Ali Parsa, Managing partner of Circle Health, has been in the news lately because the company will be the first private provider to take over a full scale NHS Trust in Hinchingbrooke. Circle is a partnership in the John Lewis mode and although Ali spent time on the dark side as an Executive Director of Goldman Sachs’ European Technology Investment Banking team he has now seen the light as a social entrepreneur. He quoted some of the greats in business creation such as Thomas Watson, founder of IBM, who said that “the difference between a great company and a good one is what we believe in” and Masaru Ibuka, co-founder of my alma mater, Sony, who from the beginning developed one basic concept to guide the company: “to contribute to human society by developing new products of excellent quality and performance, which are then offered through newly pioneered markets.” For Ali Parsa the Why is more important than the What or the How. He told the story of Sam Walton, founder of Wal-Mart, who was criticised by a Wall St analyst for selling a chair at $14.50 when his competitors sold an identical chair for $20. Why, asked the analyst, did he not make a lot more profit by selling it for $18 and still be competitive? But for Walton he cared more about his relationship with his customers and giving them the best possible price. A more recent example is Steve Jobs who by all accounts was a tough boss but has been mourned by millions because he solved the problems of his customers. (See my blog In Memoriam Steve Jobs 8th October, 2011).
We face difficult choices because if business does not respond to this crisis then the crisis will envelope us all. But it cannot respond by just doing what it is good at. It must also engage with the public at large and demonstrate the value it creates for the public good as well as its shareholders.
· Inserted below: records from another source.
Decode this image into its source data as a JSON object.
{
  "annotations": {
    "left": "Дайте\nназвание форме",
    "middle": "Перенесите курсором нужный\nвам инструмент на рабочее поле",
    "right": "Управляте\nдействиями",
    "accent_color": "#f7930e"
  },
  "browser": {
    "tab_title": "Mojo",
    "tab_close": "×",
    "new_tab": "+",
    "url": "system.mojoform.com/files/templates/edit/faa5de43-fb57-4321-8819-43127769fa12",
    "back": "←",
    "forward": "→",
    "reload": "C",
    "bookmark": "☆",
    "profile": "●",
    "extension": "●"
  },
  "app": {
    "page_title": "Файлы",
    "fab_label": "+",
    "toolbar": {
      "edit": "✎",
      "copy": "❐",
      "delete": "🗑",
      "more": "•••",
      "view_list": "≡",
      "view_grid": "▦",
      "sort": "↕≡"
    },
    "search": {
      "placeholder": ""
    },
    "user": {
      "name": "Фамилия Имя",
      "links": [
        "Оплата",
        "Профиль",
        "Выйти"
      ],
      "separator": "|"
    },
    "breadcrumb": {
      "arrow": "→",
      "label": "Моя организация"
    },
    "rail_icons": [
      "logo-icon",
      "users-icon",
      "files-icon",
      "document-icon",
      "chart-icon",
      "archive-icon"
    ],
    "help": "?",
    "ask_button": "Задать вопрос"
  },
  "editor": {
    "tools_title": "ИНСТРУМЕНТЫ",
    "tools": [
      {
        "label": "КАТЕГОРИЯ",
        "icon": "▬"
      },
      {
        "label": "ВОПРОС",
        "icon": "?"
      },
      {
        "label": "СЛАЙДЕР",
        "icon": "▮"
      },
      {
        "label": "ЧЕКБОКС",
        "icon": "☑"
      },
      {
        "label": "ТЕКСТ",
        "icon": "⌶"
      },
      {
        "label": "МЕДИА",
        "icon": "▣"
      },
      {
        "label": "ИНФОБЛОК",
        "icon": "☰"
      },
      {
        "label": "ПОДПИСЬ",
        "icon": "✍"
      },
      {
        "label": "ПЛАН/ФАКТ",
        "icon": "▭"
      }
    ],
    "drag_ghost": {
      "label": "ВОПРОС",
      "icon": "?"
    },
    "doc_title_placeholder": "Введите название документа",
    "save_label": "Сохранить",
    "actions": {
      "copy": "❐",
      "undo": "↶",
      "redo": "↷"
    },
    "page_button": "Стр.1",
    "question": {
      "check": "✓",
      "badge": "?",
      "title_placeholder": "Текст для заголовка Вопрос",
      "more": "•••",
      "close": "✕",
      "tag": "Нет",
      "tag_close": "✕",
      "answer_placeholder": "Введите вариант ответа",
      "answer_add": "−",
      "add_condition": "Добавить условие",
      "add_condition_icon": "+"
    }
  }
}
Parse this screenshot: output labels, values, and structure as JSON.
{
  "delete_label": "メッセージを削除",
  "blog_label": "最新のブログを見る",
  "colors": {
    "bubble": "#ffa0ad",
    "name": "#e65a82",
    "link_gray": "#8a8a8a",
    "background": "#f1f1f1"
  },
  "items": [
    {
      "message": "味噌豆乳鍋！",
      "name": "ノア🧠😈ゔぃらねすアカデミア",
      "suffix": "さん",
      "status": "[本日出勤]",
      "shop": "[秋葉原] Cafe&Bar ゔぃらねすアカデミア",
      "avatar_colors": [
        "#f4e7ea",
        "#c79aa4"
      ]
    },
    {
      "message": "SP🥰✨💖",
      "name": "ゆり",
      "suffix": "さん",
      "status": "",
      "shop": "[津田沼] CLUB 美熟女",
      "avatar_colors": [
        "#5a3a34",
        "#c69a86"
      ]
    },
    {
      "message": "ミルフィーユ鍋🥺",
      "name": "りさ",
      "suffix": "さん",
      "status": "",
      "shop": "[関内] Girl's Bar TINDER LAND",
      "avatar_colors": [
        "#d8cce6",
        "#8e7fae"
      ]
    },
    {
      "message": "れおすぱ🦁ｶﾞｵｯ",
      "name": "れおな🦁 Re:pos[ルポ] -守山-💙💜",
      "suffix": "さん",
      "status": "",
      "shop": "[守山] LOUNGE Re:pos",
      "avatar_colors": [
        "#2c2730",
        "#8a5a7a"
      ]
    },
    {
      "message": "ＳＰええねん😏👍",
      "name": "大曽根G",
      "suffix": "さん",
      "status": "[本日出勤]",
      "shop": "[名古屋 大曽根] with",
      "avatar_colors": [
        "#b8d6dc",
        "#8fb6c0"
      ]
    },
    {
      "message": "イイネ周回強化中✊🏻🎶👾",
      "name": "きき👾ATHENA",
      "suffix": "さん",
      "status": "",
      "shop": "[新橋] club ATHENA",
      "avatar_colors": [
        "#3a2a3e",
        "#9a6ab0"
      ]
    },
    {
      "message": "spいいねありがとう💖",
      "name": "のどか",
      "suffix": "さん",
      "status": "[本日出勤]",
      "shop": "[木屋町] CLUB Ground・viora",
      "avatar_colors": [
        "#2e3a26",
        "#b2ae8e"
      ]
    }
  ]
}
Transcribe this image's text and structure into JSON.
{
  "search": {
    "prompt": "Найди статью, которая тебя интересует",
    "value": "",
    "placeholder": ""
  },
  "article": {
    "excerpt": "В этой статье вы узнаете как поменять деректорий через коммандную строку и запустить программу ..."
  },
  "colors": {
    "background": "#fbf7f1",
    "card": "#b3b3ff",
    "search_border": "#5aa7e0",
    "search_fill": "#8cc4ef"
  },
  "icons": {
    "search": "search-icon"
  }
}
When business strays from this path and one of its worst exponents is caught with its hand in the cookie jar politicians, themselves rarely paragons of virtue, respond to public or at least media anger with badly conceived legislation and regulation. Not only does this rarely work, but it may be counterproductive. After all the banks were apparently regulated but that did not stop them lending money to people who were not well placed to pay it back. Risk management is not about box ticking and strait jacketed compliance. It is about mature and considered assessment of not only what might go wrong, but how a business will respond if it did and then stress testing the management to see if they actually know how to respond. Just ticking the boxes may lead a board into complacency that their business is in good shape when in fact its mission is being perverted by distortions in pay or contradictions in strategy all leading to systemic risk.
It is certainly not a contradiction per se to do well by doing good.
Copyright David C Pearson 2011 All rights reserved